TUCSON, Ariz. (CN) — Although Arizona’s major universities are all taking measures to curb the spread of Covid-19, it’s an uphill battle to contain tens of thousands of young adults who have been cooped up for the past six months.
“You’re taking a bunch of socially-starved 18-year-olds, and you’re putting them in a place where they have freedom for the first time in their lives,” said Arizona State University freshman Luke Hinderaker. “Of course they’re going to go out and have parties.”
ASU, University of Arizona and Northern Arizona University have taken slightly different approaches to the return to campus, although all require masks and social distancing and are offering a mix of live and online classes.
University of Arizona in Tucson hired unarmed security workers to patrol the campus reminding and reporting — but not punishing or citing — students who violate social distance and mask rules. The university separated classes into two categories, one that includes labs, performing arts and other classes that won’t work online, and others that do.
About 5,000 of the school’s 44,000 students are enrolled in live classes, UA President Robert C. Robbins said in a Zoom briefing Thursday.
ASU started the semester offering a choice to students to attend live or online. Dorms there started out allowing visitors from other campus dorms, but on Thursday restricted visitors to only people who live in the same building.
“We’re basically stuck in our rooms,” Hinderaker said.
At NAU, where the Coconino County reports just 31 positive Covid-19 tests, 2,500 of the university’s 29,000 students will be tested weekly on a random basis. The testing is required for students when their names are drawn.
As a potential pledge, Hinderaker has seen some gatherings of 50-75 people at ASU fraternities. He considers the gatherings a necessary evil, because getting a bid from a fraternity without attending is almost impossible.
“I kind of took the mindset that if I get it, I get it, I guess,” he said.
By the start of this week, 775 of ASU’s 74,500 students and 28 faculty and staff had tested positive, the university said in an online update. Among 12,131 students who live on ASU’s three campuses scattered around metropolitan Phoenix, 670 are in isolation after testing positive. The remainder live off campus and have been asked to isolate.

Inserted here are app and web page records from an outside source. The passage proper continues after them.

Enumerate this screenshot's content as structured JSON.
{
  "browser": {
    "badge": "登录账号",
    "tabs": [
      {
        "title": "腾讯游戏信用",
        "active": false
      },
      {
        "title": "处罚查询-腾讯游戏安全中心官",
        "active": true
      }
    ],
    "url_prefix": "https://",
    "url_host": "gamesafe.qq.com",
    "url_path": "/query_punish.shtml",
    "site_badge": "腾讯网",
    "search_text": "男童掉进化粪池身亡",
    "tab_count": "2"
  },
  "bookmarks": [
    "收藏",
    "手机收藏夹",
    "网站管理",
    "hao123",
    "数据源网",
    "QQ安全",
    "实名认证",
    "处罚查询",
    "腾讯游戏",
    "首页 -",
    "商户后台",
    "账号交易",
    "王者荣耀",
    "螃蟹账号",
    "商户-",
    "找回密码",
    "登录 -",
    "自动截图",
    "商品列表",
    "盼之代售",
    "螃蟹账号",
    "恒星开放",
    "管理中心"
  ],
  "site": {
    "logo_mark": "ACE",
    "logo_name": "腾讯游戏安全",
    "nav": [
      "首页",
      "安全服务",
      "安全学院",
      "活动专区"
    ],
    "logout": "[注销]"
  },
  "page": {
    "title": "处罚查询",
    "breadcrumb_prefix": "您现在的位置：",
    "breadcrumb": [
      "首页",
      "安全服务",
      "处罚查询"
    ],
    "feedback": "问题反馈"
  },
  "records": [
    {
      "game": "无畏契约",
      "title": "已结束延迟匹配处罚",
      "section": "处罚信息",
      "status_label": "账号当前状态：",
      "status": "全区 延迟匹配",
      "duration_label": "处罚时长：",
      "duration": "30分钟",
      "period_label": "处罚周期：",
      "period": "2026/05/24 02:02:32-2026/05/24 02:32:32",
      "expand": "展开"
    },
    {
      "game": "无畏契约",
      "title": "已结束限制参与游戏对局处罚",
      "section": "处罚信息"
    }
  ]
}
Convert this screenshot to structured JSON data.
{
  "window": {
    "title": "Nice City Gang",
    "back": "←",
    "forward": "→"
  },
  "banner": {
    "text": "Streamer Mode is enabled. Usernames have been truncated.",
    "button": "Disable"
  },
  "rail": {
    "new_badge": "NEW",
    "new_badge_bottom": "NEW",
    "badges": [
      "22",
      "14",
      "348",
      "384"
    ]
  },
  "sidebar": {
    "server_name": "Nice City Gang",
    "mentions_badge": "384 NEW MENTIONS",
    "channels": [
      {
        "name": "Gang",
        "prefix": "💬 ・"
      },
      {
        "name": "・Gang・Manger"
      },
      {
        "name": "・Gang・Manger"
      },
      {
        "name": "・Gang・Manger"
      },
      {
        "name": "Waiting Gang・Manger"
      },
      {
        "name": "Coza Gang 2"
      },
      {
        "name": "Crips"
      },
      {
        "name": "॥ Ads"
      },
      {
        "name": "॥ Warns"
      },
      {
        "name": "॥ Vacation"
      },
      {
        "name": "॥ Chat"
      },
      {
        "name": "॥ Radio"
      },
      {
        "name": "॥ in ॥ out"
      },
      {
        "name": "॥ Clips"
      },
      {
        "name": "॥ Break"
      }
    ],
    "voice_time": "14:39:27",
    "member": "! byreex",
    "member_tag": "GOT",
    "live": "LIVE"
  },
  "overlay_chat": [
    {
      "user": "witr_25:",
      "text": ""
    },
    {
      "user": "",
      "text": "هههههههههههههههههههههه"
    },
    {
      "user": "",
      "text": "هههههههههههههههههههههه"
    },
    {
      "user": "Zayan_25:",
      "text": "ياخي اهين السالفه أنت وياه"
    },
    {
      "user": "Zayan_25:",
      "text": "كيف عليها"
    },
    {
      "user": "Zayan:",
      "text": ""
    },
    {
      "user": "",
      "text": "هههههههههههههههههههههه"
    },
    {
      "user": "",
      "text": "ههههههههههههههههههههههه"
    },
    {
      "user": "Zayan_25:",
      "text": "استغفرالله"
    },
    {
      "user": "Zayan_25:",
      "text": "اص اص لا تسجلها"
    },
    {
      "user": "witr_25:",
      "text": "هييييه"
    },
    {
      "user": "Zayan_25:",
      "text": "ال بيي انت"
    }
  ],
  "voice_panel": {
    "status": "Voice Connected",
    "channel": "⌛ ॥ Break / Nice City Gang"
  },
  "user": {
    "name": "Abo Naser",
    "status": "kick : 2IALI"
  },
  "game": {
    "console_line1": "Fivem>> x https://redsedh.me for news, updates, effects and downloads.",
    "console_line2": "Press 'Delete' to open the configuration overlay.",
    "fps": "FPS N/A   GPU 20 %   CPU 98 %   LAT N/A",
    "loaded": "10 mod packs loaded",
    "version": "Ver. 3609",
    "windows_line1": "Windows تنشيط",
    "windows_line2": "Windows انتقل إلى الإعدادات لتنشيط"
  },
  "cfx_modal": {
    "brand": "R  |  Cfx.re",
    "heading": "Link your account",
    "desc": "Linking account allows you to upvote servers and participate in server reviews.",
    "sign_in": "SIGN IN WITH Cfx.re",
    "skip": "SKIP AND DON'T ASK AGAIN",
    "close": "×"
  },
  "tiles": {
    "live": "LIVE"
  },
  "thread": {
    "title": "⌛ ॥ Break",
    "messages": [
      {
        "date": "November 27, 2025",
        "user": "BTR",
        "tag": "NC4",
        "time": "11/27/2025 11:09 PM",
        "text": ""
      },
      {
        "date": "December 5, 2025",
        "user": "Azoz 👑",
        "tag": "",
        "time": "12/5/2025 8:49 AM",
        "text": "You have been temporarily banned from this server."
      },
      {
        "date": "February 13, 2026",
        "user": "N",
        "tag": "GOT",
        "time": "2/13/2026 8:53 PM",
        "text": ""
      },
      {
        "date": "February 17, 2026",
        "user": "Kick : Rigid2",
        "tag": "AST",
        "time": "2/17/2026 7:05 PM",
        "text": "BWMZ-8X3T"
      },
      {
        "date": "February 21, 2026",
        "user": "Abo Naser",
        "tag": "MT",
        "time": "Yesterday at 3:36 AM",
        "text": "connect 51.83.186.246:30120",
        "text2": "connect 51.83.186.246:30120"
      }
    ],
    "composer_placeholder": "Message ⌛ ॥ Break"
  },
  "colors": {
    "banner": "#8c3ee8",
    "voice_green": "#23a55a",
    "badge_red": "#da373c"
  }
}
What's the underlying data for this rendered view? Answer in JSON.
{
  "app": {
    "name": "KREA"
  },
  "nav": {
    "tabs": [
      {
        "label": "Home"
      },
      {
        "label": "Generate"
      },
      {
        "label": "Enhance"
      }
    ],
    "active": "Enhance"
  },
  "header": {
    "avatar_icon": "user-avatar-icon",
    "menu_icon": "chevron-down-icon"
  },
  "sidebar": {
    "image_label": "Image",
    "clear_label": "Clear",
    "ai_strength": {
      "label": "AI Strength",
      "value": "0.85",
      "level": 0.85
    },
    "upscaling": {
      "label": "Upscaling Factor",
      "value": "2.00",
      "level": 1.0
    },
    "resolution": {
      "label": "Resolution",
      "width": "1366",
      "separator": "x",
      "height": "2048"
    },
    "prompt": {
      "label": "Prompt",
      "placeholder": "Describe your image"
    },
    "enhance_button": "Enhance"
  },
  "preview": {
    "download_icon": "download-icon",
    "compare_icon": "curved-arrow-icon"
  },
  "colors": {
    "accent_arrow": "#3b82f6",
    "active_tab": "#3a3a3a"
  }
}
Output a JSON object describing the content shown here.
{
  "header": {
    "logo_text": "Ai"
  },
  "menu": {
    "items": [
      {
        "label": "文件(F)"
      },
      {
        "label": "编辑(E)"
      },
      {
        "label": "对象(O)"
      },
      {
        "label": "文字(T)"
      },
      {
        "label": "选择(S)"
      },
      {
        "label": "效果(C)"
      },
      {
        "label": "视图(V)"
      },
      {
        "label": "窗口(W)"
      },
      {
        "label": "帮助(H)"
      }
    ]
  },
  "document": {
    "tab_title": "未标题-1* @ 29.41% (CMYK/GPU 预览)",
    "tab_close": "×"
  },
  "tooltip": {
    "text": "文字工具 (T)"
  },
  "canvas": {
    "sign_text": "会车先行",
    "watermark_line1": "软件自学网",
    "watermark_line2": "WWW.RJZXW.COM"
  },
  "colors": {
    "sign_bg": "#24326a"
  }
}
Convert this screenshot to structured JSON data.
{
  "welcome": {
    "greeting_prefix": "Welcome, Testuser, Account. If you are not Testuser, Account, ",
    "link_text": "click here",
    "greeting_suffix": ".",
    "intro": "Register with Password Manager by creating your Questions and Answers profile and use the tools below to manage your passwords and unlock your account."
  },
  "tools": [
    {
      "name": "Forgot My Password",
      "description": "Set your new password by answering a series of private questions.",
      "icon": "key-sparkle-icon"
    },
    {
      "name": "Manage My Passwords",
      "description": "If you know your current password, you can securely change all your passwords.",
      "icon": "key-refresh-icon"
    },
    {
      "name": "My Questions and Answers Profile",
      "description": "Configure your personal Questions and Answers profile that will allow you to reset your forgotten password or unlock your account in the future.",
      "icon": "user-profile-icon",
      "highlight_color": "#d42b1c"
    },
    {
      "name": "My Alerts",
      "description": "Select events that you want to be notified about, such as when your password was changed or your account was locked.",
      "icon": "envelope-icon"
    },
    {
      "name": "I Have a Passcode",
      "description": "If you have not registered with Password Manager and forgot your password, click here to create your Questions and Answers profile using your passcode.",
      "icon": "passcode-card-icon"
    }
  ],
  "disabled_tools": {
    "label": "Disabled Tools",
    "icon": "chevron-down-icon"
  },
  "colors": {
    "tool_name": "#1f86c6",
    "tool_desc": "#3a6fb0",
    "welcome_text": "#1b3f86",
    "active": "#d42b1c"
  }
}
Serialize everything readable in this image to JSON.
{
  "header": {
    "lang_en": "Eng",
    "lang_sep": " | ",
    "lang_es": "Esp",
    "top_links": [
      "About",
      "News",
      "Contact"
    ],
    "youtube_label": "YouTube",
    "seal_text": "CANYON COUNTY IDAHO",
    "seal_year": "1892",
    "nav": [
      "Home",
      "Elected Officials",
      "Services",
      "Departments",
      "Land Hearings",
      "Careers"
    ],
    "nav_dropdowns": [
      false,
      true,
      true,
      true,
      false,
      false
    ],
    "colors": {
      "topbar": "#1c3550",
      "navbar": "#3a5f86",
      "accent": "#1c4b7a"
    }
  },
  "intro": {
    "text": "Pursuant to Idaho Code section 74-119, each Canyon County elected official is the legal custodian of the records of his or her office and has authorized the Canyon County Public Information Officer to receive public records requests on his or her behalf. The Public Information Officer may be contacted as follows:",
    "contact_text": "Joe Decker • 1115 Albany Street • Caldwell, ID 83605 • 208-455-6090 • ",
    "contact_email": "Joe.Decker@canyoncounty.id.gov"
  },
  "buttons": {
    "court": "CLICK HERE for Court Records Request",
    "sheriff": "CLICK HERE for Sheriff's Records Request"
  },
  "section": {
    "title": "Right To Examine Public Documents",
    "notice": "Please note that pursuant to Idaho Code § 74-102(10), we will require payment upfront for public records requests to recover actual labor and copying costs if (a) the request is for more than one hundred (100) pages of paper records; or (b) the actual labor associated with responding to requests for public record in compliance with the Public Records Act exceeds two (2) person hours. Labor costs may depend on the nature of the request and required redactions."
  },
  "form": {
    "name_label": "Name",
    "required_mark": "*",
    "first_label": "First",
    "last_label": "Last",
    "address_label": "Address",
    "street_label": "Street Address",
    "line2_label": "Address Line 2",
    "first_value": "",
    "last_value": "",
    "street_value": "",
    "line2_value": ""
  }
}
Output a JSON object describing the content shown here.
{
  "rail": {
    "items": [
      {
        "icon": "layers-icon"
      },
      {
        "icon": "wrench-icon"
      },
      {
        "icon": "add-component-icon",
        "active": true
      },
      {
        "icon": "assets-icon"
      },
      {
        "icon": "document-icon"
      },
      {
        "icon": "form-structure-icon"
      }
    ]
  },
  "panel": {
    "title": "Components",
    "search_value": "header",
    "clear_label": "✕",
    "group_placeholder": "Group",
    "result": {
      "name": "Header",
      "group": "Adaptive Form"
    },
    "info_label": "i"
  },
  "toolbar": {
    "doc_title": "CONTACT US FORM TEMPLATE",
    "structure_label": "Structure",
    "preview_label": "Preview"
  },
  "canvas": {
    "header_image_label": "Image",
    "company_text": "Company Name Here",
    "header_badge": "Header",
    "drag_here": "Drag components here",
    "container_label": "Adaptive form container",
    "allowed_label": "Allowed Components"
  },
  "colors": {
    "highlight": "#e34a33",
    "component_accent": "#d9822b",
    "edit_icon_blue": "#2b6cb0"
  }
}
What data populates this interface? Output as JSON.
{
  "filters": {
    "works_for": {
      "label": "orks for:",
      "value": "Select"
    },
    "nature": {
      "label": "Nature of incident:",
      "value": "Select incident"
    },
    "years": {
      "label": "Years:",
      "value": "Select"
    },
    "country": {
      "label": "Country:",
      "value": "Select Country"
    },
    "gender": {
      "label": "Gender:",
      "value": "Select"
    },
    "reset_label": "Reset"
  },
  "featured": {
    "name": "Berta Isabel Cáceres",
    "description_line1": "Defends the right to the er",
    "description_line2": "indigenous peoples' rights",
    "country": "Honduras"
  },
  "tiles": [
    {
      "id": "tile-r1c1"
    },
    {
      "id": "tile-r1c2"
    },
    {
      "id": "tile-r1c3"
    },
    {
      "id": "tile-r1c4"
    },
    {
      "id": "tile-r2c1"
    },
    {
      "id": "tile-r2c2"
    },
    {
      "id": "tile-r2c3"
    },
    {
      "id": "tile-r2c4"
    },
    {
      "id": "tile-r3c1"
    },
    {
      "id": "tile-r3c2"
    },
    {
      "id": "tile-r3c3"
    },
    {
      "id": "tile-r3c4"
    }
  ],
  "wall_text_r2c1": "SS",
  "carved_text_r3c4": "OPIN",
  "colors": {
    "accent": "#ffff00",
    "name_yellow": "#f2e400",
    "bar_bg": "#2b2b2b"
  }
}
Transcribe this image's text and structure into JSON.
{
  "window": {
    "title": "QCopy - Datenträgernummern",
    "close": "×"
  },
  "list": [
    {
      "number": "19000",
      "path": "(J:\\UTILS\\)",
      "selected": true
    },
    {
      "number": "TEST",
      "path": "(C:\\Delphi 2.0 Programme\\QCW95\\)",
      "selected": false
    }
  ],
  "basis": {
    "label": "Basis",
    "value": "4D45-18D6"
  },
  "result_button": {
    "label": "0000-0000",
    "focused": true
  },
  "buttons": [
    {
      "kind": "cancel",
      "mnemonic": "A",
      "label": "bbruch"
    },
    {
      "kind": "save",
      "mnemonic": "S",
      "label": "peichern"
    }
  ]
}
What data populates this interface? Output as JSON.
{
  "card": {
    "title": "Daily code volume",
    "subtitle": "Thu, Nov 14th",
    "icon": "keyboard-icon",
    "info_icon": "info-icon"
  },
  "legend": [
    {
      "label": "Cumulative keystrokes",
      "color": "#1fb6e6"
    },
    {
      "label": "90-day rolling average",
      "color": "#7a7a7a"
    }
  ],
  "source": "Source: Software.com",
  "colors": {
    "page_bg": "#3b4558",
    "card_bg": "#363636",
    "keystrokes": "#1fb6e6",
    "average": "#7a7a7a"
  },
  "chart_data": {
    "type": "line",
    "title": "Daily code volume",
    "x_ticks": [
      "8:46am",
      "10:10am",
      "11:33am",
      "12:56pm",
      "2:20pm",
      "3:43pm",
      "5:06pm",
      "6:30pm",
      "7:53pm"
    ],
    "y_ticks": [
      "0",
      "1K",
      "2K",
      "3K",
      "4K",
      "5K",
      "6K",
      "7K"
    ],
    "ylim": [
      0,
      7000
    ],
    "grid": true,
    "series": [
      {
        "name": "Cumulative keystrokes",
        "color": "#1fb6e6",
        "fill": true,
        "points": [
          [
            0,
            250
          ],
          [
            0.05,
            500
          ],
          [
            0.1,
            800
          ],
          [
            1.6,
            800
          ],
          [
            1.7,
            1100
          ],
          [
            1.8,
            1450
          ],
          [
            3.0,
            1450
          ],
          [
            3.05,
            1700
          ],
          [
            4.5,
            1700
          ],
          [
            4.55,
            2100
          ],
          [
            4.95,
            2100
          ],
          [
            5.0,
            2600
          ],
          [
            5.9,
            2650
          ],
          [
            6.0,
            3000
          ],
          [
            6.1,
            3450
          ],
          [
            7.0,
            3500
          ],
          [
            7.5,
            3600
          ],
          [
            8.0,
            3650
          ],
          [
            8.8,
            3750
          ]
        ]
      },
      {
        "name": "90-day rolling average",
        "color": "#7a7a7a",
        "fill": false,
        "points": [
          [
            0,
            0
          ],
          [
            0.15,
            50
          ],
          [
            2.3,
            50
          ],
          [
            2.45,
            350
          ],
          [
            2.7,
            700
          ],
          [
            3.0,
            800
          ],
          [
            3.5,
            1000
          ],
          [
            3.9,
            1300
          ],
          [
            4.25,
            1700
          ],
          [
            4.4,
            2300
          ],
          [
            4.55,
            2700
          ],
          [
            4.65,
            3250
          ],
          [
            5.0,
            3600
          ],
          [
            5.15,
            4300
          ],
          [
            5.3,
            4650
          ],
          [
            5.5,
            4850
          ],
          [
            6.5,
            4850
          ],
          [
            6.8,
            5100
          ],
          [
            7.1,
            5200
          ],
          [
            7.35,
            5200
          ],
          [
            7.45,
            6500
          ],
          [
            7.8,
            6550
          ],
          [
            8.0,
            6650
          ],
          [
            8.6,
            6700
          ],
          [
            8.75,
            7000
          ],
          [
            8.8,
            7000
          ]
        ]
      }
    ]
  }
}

ASU started the semester offering classes in person or online, whichever students preferred, a stance that will continue until further notice at the state’s largest university. If the situation worsens, most classes would be online with live attendance only for classes that require it, such as performance arts or science labs.
The school moved on Thursday to stepped-up monitoring and stiffer compliance measures. Repeat violators of campus health rules will be removed. Guests will be limited to one per room and must live in the same building.
Hinderaker has been tested three times — all negative — since he got there. The Tucson native sees a lot of students ignoring social distancing and mask rules. He wonders if the school made a mistake allowing visitors to intermingle among dorms when the campus opened.
It might have been better to start with the restrictions imposed this week, then loosen them as needed, he said.
“Pretty much all of my friends have gotten it, my close friends from Tucson,” he said. “I’ve been bringing them food.”
ASU students now face a Sept. 30 deadline after which they can no longer get a refund on room and board fees, should the campus be closed.
All University of Arizona students are tested when they arrive on campus, and antibody testing of sewage recently allowed the university to head off an outbreak, Robbins said.
After sewage from one dorm showed antibodies, the university tested more than 300 students in nine hours. Three students with Covid-19 were identified and isolated, preventing further spread.
The UA president acknowledged that an uptick in cases was expected when students returned.
“But what we don’t want is to have a huge outbreak on campus,” Robbins said.
As of Wednesday, the campus had seen 397 positive Covid-19 tests and 54 students were living in an isolation dorm after testing positive.
Richard Carmona, a former U.S. surgeon general who is leading a UA re-entry task force, said numbers at UA are trending downward, including an Rt of 0.85, meaning the disease is contracting, not spreading.
Health ambassadors from the UA public health college are talking to campus groups as influencers, and university officials are meeting with business managers near campus — bars, restaurants, apartments, etc. — to coordinate efforts where possible.
“Every touch point we have available, we have touched,” he said.
Robbins said the college is aware of some planned parties for Labor Day weekend. The school knows where they are planned and will head them off. Ultimately, it’s up to individuals to follow the rules.
“This really isn’t all that difficult,” he said. “Wash your hands, wear a mask, and keep your distance from other people.”